In a letter delivered today to Governor Newsom, Senate Minority Leader Brian W. Jones (R- San Diego) called for the Governor’s immediate signature of Assembly Bill 112. AB 112 would establish the Distressed Hospital Loan Program and the Distressed Hospital Loan Program Fund, which are designed to provide interest-free cash flow loans for nonprofit and public hospitals.
“Californians who are losing and at risk of losing access to their hospitals cannot afford any more inaction from the Newsom Administration,” said Leader Jones. “The clock is ticking for distressed hospitals that are holding on by a financial shoestring. Additionally, these funds may allow Madera Community Hospital to reopen. The Governor missed an opportunity to step in when the Attorney General failed on Madera, but here’s a second chance to do the right thing.”
One in five hospitals in California is at risk of closure, including hospitals in Visalia, Placerville, Porterville, Hollister, Bakersfield, Montebello, Humboldt County, all of Imperial County, and pockets of Los Angeles. Without immediate action from the state, millions of Californians are at risk of losing access to hospitals and emergency care.
In a recent opinion piece originally published in the Fresno Bee, Leader Jones slammed Democrat politicians’, specifically Attorney General Bonta’s, incompetence on the matter. He concluded his column with a statement that holds true on AB 112: “If we don’t prioritize health-care access, we can’t provide health care. Let’s fix our broken system, take the AG’s politics out of health care, and protect patients throughout California.”
A survey in the news today, courtesy of CalMatters reporting, outlines the severity of the Madera Hospital Closure and the communities most affected. As the story explains, “A new community survey shows that Punjabi Sikh residents and farmworkers from indigenous backgrounds are particularly affected by the closure of the Madera Community Hospital.”
The survey further shows that the closure is leaving residents of the area with very real consequences, including:
- 60% of residents had to travel to Fresno to receive their healthcare.
- About 15% of residents did not know where to go to receive care.
- 52% of farmworkers say they don’t have a reliable way to get to the next hospital.
While AB 112 is a good step in the right direction, California Senate Republicans have introduced Senate Bill 774, the “Save Our Hospitals” bill. SB 774 would help ensure that another hospital is not forced to close because of the California Attorney General’s political interests. Specifically, the bill prohibits the California Attorney General from putting conditions on hospital mergers, partnerships, or agreements that would:

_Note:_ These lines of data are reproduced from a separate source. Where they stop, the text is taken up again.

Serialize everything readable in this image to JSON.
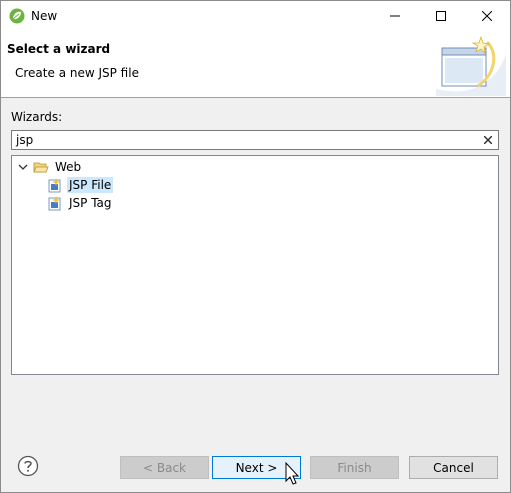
{
  "window": {
    "title": "New"
  },
  "banner": {
    "title": "Select a wizard",
    "description": "Create a new JSP file"
  },
  "wizards": {
    "label": "Wizards:",
    "filter_value": "jsp",
    "tree": [
      {
        "label": "Web",
        "expanded": true,
        "icon": "folder-open-icon"
      },
      {
        "label": "JSP File",
        "selected": true,
        "icon": "jsp-file-icon"
      },
      {
        "label": "JSP Tag",
        "selected": false,
        "icon": "jsp-tag-icon"
      }
    ]
  },
  "buttons": {
    "back": "< Back",
    "next": "Next >",
    "finish": "Finish",
    "cancel": "Cancel"
  },
  "colors": {
    "selection": "#cce8ff",
    "focus_border": "#0078d7",
    "app_icon": "#6db33f"
  }
}
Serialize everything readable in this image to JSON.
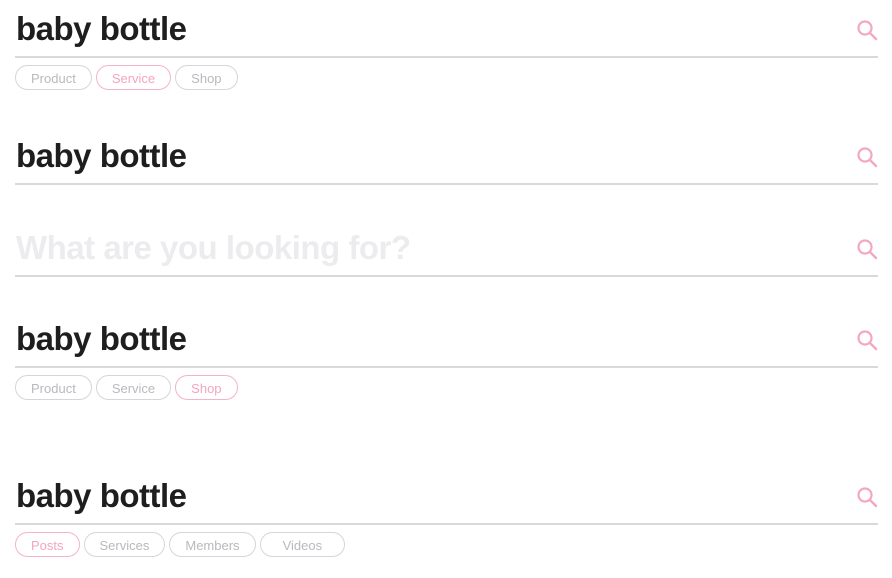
{
  "colors": {
    "accent": "#f4a7bf",
    "text": "#1e1e1e",
    "placeholder": "#ececef",
    "tab_text": "#b9b9be",
    "divider": "#d9d9d9"
  },
  "icons": {
    "search": "search-icon"
  },
  "blocks": [
    {
      "query": "baby bottle",
      "tabs": [
        "Product",
        "Service",
        "Shop"
      ],
      "active_tab": "Service"
    },
    {
      "query": "baby bottle"
    },
    {
      "placeholder": "What are you looking for?"
    },
    {
      "query": "baby bottle",
      "tabs": [
        "Product",
        "Service",
        "Shop"
      ],
      "active_tab": "Shop"
    },
    {
      "query": "baby bottle",
      "tabs": [
        "Posts",
        "Services",
        "Members",
        "Videos"
      ],
      "active_tab": "Posts"
    }
  ]
}
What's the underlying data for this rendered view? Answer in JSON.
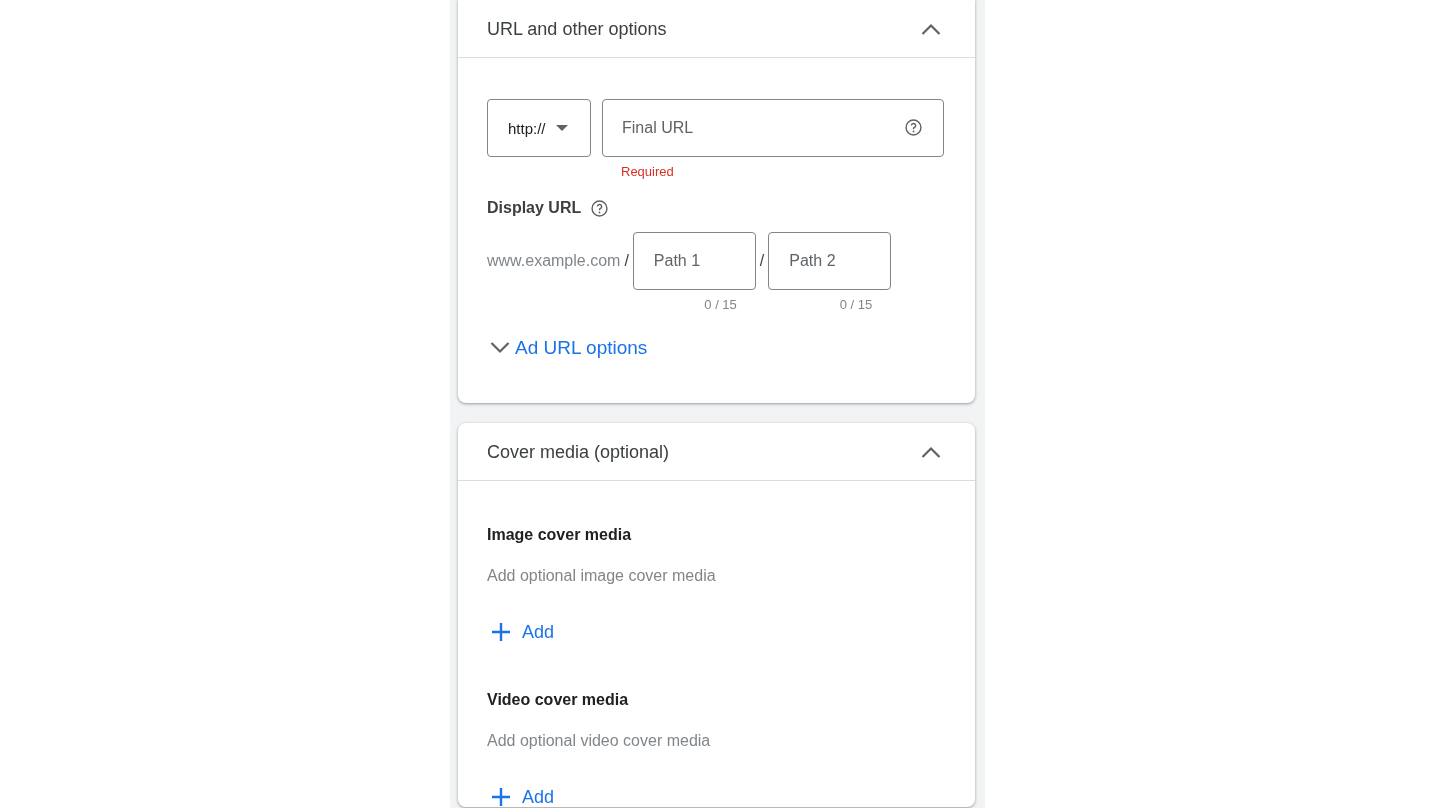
{
  "sections": [
    {
      "kind": "url_options",
      "title": "URL and other options",
      "expanded": true,
      "protocol": "http://",
      "final_url": {
        "placeholder": "Final URL",
        "error": "Required"
      },
      "display_url": {
        "label": "Display URL",
        "domain": "www.example.com",
        "paths": [
          {
            "separator": "/",
            "placeholder": "Path 1",
            "counter": "0 / 15"
          },
          {
            "separator": "/",
            "placeholder": "Path 2",
            "counter": "0 / 15"
          }
        ]
      },
      "ad_url_options": {
        "label": "Ad URL options",
        "expanded": false
      }
    },
    {
      "kind": "cover_media",
      "title": "Cover media (optional)",
      "expanded": true,
      "media": [
        {
          "title": "Image cover media",
          "hint": "Add optional image cover media",
          "add_label": "Add"
        },
        {
          "title": "Video cover media",
          "hint": "Add optional video cover media",
          "add_label": "Add"
        }
      ]
    }
  ]
}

- Limit or restrict the normal operations of the hospital, such as entering into contracts or setting rates.
- Have an adverse effect on the financial condition of the continued operation of the hospital; and

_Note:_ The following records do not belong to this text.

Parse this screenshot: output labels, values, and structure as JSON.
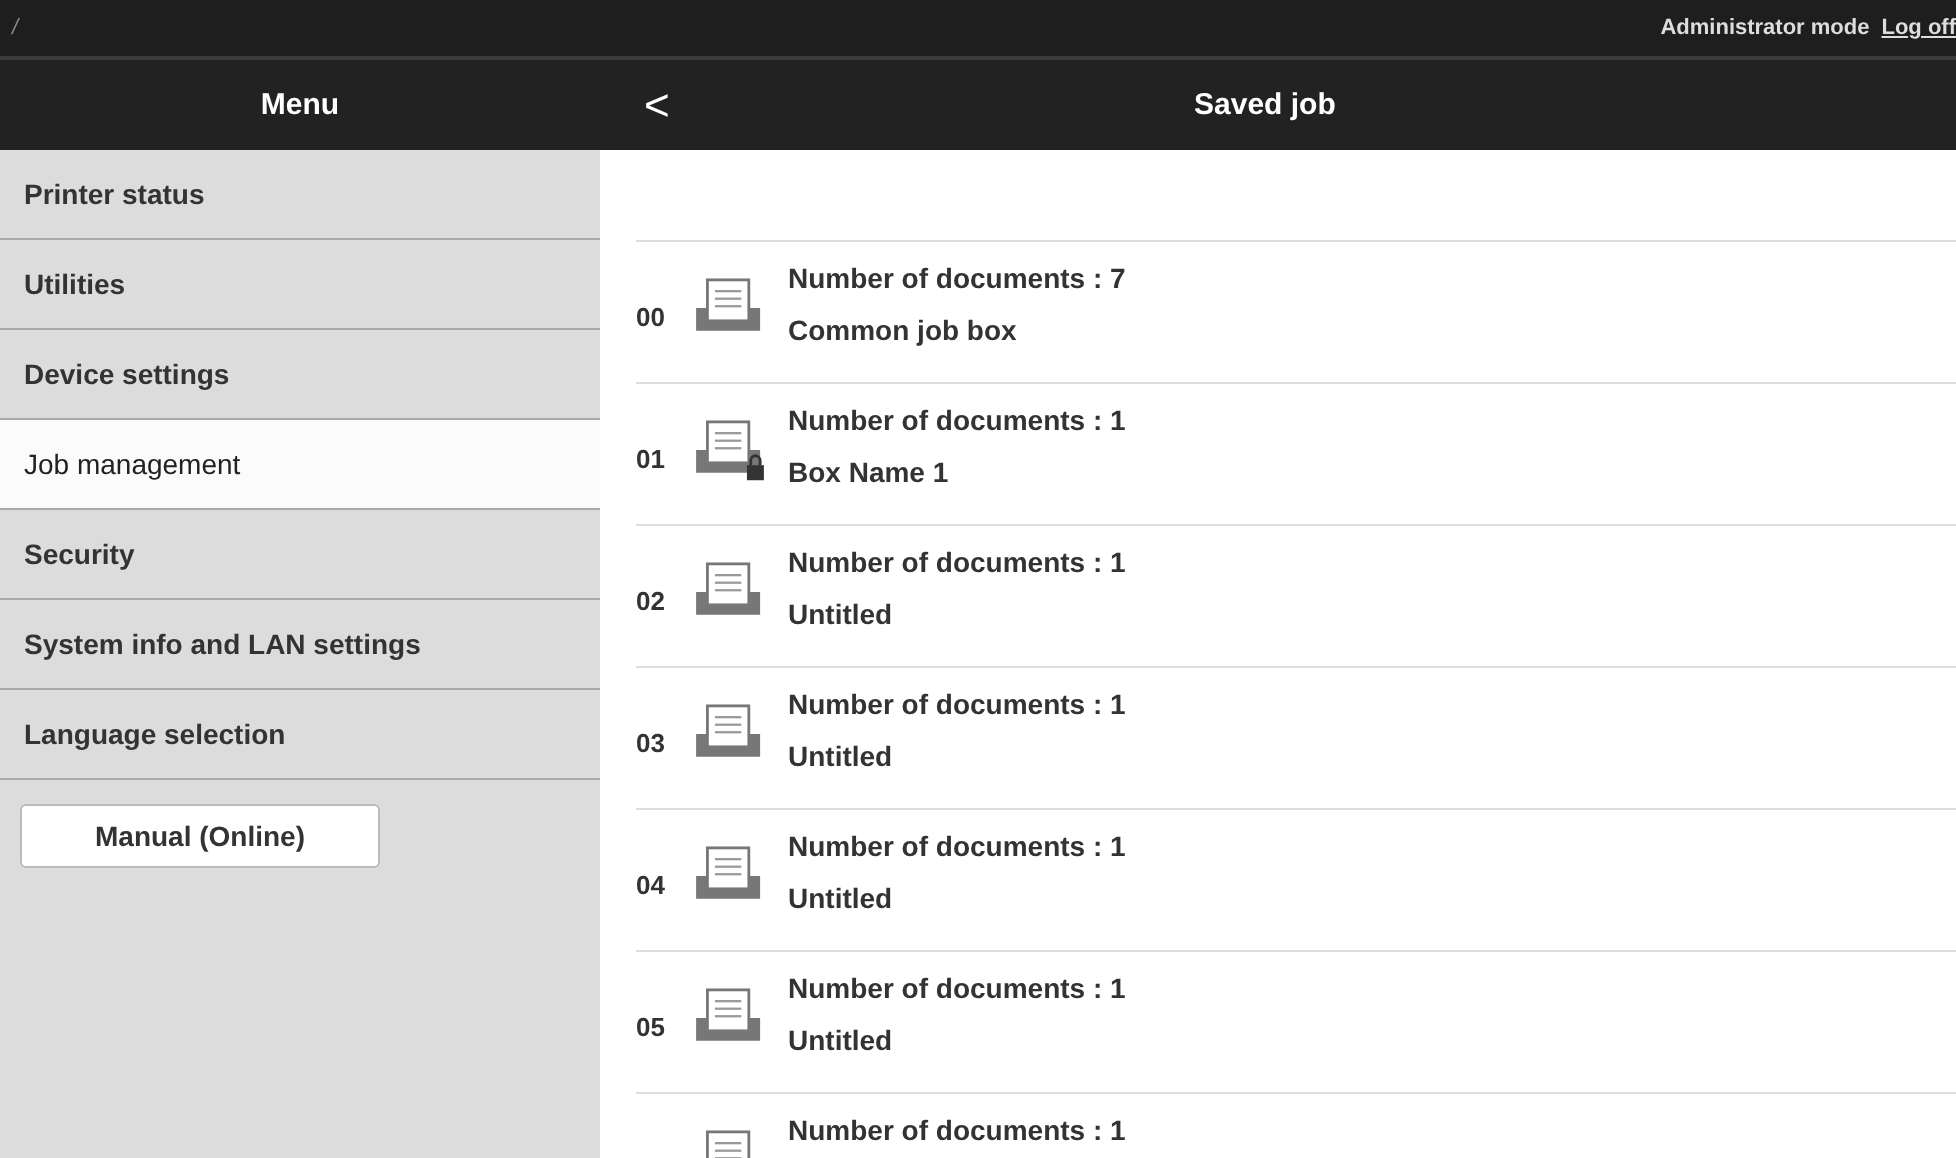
{
  "top_bar": {
    "path": "/",
    "mode": "Administrator mode",
    "logoff_link": "Log off"
  },
  "header": {
    "menu_title": "Menu",
    "back": "<",
    "page_title": "Saved job"
  },
  "sidebar": {
    "items": [
      {
        "label": "Printer status",
        "selected": false
      },
      {
        "label": "Utilities",
        "selected": false
      },
      {
        "label": "Device settings",
        "selected": false
      },
      {
        "label": "Job management",
        "selected": true
      },
      {
        "label": "Security",
        "selected": false
      },
      {
        "label": "System info and LAN settings",
        "selected": false
      },
      {
        "label": "Language selection",
        "selected": false
      }
    ],
    "manual_button": "Manual (Online)"
  },
  "boxes": [
    {
      "number": "00",
      "documents": "Number of documents : 7",
      "name": "Common job box",
      "locked": false
    },
    {
      "number": "01",
      "documents": "Number of documents : 1",
      "name": "Box Name 1",
      "locked": true
    },
    {
      "number": "02",
      "documents": "Number of documents : 1",
      "name": "Untitled",
      "locked": false
    },
    {
      "number": "03",
      "documents": "Number of documents : 1",
      "name": "Untitled",
      "locked": false
    },
    {
      "number": "04",
      "documents": "Number of documents : 1",
      "name": "Untitled",
      "locked": false
    },
    {
      "number": "05",
      "documents": "Number of documents : 1",
      "name": "Untitled",
      "locked": false
    },
    {
      "documents": "Number of documents : 1"
    }
  ]
}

- Impose political conditions targeted at the hospital which were not required in similar mergers in the past.